Felix Silla in Demon Seed (1977)

All of Cammell’s films show this consistent preoccupation with identity, who we are to ourselves, what we portray to others, what we hide from others, what we hide from ourselves, who we choose to love and why, who do we want to become, and how fluid are these roles we perform. I was honestly surprised to find such a considered philosophical through line in these very different movies, but it’s right there. Cammell had his preoccupations and I imagine that his abandoned works were grappling with these same issues of identity, it’s a shame he only ever realized the four.
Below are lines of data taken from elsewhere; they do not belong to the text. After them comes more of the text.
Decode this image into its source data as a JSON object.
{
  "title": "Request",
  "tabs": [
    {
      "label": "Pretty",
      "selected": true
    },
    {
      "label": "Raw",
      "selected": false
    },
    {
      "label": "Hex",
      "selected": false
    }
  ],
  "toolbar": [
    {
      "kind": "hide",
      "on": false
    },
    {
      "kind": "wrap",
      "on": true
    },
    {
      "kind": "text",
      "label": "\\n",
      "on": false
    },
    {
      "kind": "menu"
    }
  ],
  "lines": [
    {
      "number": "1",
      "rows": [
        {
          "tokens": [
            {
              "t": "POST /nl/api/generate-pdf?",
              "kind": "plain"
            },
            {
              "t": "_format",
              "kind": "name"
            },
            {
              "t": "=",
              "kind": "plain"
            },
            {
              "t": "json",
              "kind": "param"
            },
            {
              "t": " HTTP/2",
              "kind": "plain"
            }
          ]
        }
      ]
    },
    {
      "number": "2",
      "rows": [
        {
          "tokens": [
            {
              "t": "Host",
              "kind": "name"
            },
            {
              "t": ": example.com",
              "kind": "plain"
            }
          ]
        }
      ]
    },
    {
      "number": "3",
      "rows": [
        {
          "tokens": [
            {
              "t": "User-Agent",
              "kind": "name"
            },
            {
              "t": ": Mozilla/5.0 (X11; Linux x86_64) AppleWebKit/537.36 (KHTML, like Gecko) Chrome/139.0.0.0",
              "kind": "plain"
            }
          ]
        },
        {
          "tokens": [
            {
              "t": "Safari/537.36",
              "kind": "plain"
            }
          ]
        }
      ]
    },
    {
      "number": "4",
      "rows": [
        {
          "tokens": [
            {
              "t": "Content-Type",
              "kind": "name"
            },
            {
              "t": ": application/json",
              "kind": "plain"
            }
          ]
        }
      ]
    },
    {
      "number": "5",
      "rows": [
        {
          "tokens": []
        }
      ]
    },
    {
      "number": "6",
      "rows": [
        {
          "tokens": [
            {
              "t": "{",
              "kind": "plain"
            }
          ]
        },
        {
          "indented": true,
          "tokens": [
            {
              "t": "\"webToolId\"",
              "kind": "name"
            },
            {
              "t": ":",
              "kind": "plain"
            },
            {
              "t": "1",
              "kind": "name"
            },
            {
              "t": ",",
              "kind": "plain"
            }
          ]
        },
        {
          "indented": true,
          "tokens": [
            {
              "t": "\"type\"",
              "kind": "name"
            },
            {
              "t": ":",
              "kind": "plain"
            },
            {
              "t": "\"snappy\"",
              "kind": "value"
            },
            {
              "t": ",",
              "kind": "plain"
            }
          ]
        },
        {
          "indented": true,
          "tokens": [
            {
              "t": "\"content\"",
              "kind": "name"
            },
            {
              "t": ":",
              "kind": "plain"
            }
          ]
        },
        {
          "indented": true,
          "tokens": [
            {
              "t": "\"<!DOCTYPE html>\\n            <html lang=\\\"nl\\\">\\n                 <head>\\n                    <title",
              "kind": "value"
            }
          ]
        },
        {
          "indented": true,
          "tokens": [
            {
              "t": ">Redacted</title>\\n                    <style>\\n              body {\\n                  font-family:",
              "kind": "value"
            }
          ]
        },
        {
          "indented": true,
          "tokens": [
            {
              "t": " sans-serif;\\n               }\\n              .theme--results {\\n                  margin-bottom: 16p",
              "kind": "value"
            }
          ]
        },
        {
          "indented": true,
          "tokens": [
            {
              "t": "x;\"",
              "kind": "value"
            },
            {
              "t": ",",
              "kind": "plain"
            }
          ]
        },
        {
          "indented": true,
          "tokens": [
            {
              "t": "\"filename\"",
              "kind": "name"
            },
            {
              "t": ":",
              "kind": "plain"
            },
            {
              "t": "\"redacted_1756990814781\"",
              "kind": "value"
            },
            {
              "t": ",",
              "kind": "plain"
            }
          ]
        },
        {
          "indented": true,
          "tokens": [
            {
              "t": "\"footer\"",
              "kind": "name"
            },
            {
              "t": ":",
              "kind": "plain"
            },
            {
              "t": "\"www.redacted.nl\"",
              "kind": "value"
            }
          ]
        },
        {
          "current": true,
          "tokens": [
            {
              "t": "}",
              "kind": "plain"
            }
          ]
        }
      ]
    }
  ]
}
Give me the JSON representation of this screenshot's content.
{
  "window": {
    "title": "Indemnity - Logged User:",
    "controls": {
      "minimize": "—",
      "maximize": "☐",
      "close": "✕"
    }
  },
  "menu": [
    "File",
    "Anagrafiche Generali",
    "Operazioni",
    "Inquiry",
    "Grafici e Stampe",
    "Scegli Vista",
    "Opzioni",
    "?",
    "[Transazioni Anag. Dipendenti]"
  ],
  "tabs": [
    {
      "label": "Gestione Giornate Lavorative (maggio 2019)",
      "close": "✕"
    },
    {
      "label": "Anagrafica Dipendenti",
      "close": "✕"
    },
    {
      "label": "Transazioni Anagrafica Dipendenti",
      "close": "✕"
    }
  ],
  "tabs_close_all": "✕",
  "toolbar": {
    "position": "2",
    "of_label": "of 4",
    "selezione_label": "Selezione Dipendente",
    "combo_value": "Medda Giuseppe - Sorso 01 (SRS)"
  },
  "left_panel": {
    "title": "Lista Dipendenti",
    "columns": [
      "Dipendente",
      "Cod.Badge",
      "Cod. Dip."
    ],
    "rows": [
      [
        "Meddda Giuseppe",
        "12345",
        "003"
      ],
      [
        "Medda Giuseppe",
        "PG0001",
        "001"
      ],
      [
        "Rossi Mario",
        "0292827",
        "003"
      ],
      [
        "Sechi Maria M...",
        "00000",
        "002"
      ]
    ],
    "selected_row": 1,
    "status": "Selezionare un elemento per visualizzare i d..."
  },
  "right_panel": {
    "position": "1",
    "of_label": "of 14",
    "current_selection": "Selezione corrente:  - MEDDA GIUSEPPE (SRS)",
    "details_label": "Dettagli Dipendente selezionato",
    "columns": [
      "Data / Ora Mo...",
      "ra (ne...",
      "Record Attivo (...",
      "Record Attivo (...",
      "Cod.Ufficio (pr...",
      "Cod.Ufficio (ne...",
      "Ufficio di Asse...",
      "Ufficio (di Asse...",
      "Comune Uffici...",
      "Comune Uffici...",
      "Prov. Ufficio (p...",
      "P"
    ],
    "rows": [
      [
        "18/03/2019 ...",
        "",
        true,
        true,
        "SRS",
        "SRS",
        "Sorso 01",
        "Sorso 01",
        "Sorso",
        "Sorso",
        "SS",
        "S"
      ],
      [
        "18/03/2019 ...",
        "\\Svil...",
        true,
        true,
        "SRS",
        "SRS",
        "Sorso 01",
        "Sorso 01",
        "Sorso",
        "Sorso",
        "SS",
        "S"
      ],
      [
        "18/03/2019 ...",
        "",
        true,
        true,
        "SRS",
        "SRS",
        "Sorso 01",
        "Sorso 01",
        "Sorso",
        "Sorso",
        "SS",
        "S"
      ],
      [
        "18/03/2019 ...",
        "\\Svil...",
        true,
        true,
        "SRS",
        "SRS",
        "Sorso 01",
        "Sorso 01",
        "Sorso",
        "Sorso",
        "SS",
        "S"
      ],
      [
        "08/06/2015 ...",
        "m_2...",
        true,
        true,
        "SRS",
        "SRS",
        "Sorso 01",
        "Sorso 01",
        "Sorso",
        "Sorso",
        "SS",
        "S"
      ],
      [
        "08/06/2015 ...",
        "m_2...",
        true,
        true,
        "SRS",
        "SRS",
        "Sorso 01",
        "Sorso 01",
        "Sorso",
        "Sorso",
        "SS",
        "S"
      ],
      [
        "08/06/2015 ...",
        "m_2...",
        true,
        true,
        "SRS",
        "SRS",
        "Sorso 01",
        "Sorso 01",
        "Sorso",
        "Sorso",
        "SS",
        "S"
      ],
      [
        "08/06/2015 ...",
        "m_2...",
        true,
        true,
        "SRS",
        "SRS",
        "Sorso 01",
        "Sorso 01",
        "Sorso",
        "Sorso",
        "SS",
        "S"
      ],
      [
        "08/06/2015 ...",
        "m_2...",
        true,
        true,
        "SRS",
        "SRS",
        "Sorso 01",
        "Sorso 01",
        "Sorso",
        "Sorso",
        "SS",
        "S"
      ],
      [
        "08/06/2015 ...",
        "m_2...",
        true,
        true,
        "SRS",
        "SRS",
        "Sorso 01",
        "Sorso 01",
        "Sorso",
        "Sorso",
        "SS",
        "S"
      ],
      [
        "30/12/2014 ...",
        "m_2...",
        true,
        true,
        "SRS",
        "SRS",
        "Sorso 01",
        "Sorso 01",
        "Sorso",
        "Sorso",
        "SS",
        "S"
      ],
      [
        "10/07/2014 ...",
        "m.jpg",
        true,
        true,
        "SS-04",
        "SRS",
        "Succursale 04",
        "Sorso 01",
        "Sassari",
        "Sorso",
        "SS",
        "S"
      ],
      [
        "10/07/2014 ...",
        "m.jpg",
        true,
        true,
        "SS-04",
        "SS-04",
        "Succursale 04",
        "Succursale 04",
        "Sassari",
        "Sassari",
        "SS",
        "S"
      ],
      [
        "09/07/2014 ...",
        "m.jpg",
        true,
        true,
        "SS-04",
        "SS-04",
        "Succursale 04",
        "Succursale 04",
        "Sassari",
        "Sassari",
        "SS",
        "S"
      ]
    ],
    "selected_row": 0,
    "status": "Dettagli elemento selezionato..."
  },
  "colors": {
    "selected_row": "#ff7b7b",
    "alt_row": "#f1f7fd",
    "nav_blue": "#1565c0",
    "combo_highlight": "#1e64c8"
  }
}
I’ve been wanting to come up with some kind of occasional feature to make a contribution to the Avocado because I appreciate all the work that goes into this site and wanted to chip in so I don’t feel like such a freeloader. After I watched Demon Seed, I happened to look up the Wiki list of movies from 1977, and saw, beyond the well known blockbusters, (looking at you, Star Wars) a great, diverse set of movies from masters like Scorsese, Altman, and Friedkin releasing overlooked flicks, to impressive debuts from Ridley Scott and David Lynch, sophomore work from Cronenberg and Craven, and a bunch of other fun stuff, and thought why not take a look at the movies of 1977 along with a related double feature from whenever, and a column idea was born. Now that said, with a lifetime of poor follow through, broken promises, and abrupt changes of heart behind me, who knows, but there were at least a couple dozen good choices and I’d like to do this feature semi-regular this year if it’s something people are interested in reading. So, thanks to you who have read this rather lengthy inaugural post. I’m thinking of watching Henri-George Clouzot’s The Wages of Fear (1953) and the William Friedkin remake Sorcerer (1977) for a follow up Double Features, and until next time, …Cheers.